What is firmware, and why is firmware development important at Ciholas?
Basically firmware is software that is written to run on hardware. It’s the code that makes the low-level hardware do the things it does; like turning on an LED, read a sensor, or send a transmission. Most electronic devices that we use on a daily basis have a small microcontroller to operate the hardware and that microcontroller runs the code, or firmware, necessary to make the device operate.
Pretty much everything we develop at Ciholas has a brain, or a small microcontroller. It is critical that we have a strong firmware development team at Ciholas in order to not just make the hardware work, but make it not fail.
Do all devices require a processor with firmware?
While it is possible to create complex devices purely in hardware, it is often more cost-effective to include a processor in the design, enabling features and flexibility. There is an integral relationship between hardware and firmware. We write firmware for nearly every project we do, and our team understands how to use firmware to achieve efficiency, lower cost, and increase longevity.
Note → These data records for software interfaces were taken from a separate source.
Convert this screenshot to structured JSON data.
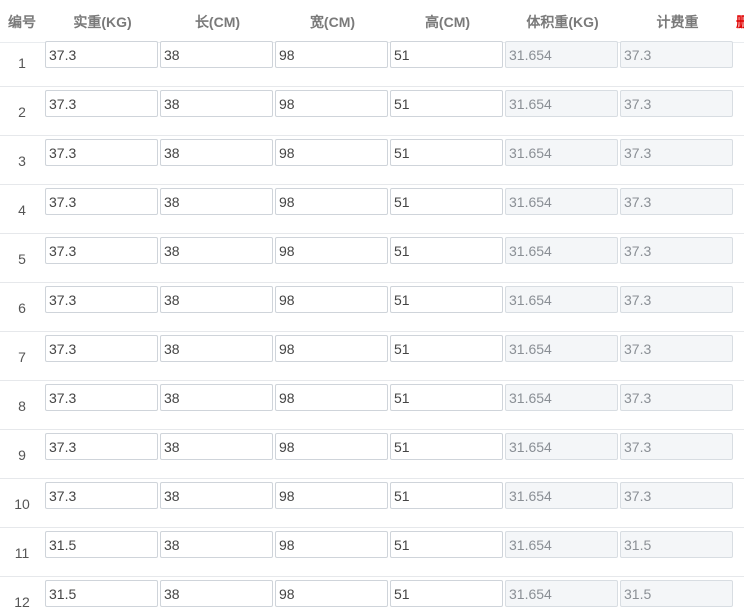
{
  "table": {
    "headers": {
      "no": "编号",
      "weight": "实重(KG)",
      "length": "长(CM)",
      "width": "宽(CM)",
      "height": "高(CM)",
      "volume_weight": "体积重(KG)",
      "charge_weight": "计费重",
      "extra": "删"
    },
    "rows": [
      {
        "no": "1",
        "weight": "37.3",
        "length": "38",
        "width": "98",
        "height": "51",
        "volume_weight": "31.654",
        "charge_weight": "37.3"
      },
      {
        "no": "2",
        "weight": "37.3",
        "length": "38",
        "width": "98",
        "height": "51",
        "volume_weight": "31.654",
        "charge_weight": "37.3"
      },
      {
        "no": "3",
        "weight": "37.3",
        "length": "38",
        "width": "98",
        "height": "51",
        "volume_weight": "31.654",
        "charge_weight": "37.3"
      },
      {
        "no": "4",
        "weight": "37.3",
        "length": "38",
        "width": "98",
        "height": "51",
        "volume_weight": "31.654",
        "charge_weight": "37.3"
      },
      {
        "no": "5",
        "weight": "37.3",
        "length": "38",
        "width": "98",
        "height": "51",
        "volume_weight": "31.654",
        "charge_weight": "37.3"
      },
      {
        "no": "6",
        "weight": "37.3",
        "length": "38",
        "width": "98",
        "height": "51",
        "volume_weight": "31.654",
        "charge_weight": "37.3"
      },
      {
        "no": "7",
        "weight": "37.3",
        "length": "38",
        "width": "98",
        "height": "51",
        "volume_weight": "31.654",
        "charge_weight": "37.3"
      },
      {
        "no": "8",
        "weight": "37.3",
        "length": "38",
        "width": "98",
        "height": "51",
        "volume_weight": "31.654",
        "charge_weight": "37.3"
      },
      {
        "no": "9",
        "weight": "37.3",
        "length": "38",
        "width": "98",
        "height": "51",
        "volume_weight": "31.654",
        "charge_weight": "37.3"
      },
      {
        "no": "10",
        "weight": "37.3",
        "length": "38",
        "width": "98",
        "height": "51",
        "volume_weight": "31.654",
        "charge_weight": "37.3"
      },
      {
        "no": "11",
        "weight": "31.5",
        "length": "38",
        "width": "98",
        "height": "51",
        "volume_weight": "31.654",
        "charge_weight": "31.5"
      },
      {
        "no": "12",
        "weight": "31.5",
        "length": "38",
        "width": "98",
        "height": "51",
        "volume_weight": "31.654",
        "charge_weight": "31.5"
      }
    ]
  },
  "colors": {
    "header_text": "#7a7a7a",
    "extra_header": "#e00000",
    "readonly_bg": "#f4f6f8",
    "border": "#cfd4da"
  }
}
Is the firmware the same on all devices or does it change based on the design?
The firmware changes based on processor selection and the requirements of the design. When working with embedded electronics the selection of the processor isn’t always based on the latest and best tech. It depends on available peripherals, low power capabilities, overall cost, and many other factors.
Changing processors between designs does present challenges to our firmware team. We have a lot of experience porting firmware written for one processor to the next. Our higher-level application pieces are written with layers of abstraction to make them portable. We are always ready to adapt.
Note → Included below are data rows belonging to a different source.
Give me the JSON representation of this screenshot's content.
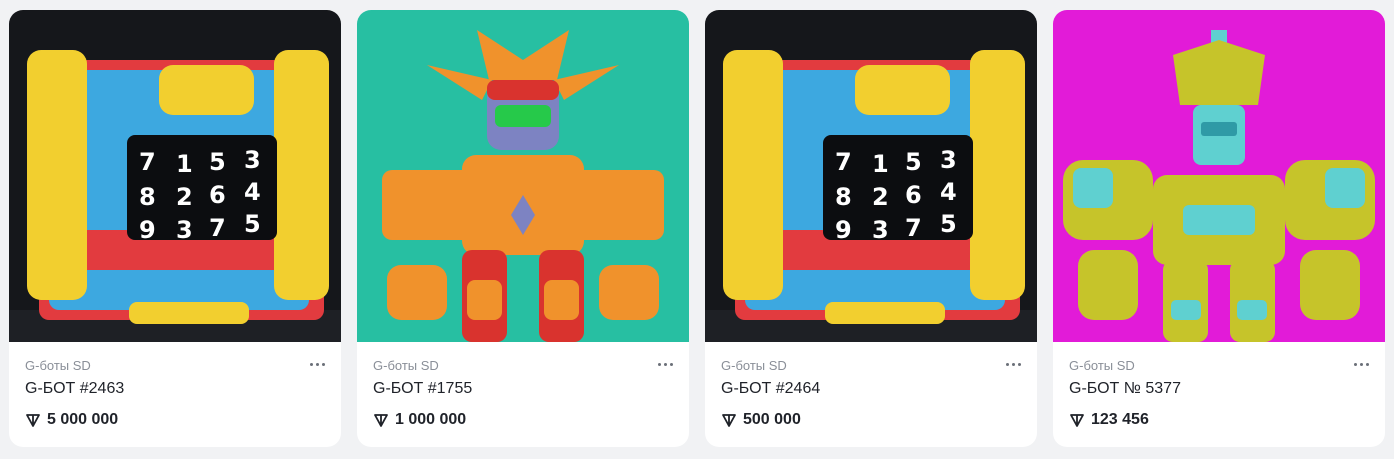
{
  "cards": [
    {
      "collection": "G-боты SD",
      "title": "G-БОТ #2463",
      "price": "5 000 000",
      "art": "cube-lock-bot",
      "bg": "#15171b"
    },
    {
      "collection": "G-боты SD",
      "title": "G-БОТ #1755",
      "price": "1 000 000",
      "art": "orange-robot",
      "bg": "#27bfa2"
    },
    {
      "collection": "G-боты SD",
      "title": "G-БОТ #2464",
      "price": "500 000",
      "art": "cube-lock-bot",
      "bg": "#15171b"
    },
    {
      "collection": "G-боты SD",
      "title": "G-БОТ № 5377",
      "price": "123 456",
      "art": "yellow-robot",
      "bg": "#e21bd8"
    }
  ],
  "cube_digits": [
    [
      "7",
      "8",
      "9"
    ],
    [
      "1",
      "2",
      "3"
    ],
    [
      "5",
      "6",
      "7"
    ],
    [
      "3",
      "4",
      "5"
    ]
  ],
  "price_icon": "ton-icon",
  "menu_icon": "more-dots-icon"
}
I’ve heard you say, “Don’t just make it work, make it not fail,” in reference to firmware. What does this phrase mean to the Ciholas team?
We aim to not only complete the task in front of us, but to approach it from all possible boundary cases and angles to try and break it. We want to be efficient in our testing so that we are confident the final product will not fail. There are going to be things that we don’t foresee, but we use our experience to avoid potential pitfalls.
To increase confidence in our products, we write tests to evaluate our software. Our tests describe what our software should be doing, allowing us to catch behavior changes that take place as we add features. Test driven development can be difficult in firmware, because it is very human driven. Unfortunately, making firmware not fail often comes down to timing and context specific bugs that we cannot develop tests for. These challenges require an experienced engineer to identify and overcome obstacles preemptively.
What experience does Ciholas have with firmware?
Ciholas originally started with a focus on hardware. We provided hardware for multiple companies and we also provided basic software to operate and prove that the hardware worked. Over time we have taken on more full-product software development and provide it as a service that we have offered for almost 15 years now. We have experience writing firmware for designs in multiple industries for things such as safety equipment in coal mining, sports timing and tracking, inventory tracking, health industries, and entertainment.
What is the future of firmware?
Firmware is always changing and evolving. We are consistently seeing cheaper, faster, and smaller processors with more features that weren’t available before. Possibilities open up with more memory and faster speeds. We strive to stay ahead of the game and use all available resources.
There are definitely times when it is easier and more cost effective to use a bigger, faster processor. But, there will always be a need to optimize the firmware to operate efficiently. That is where experienced firmware engineers come in and that is what sets us apart from other companies. While a lot of what we do can be done by others, we take it to the next level with regard to performance and robustness.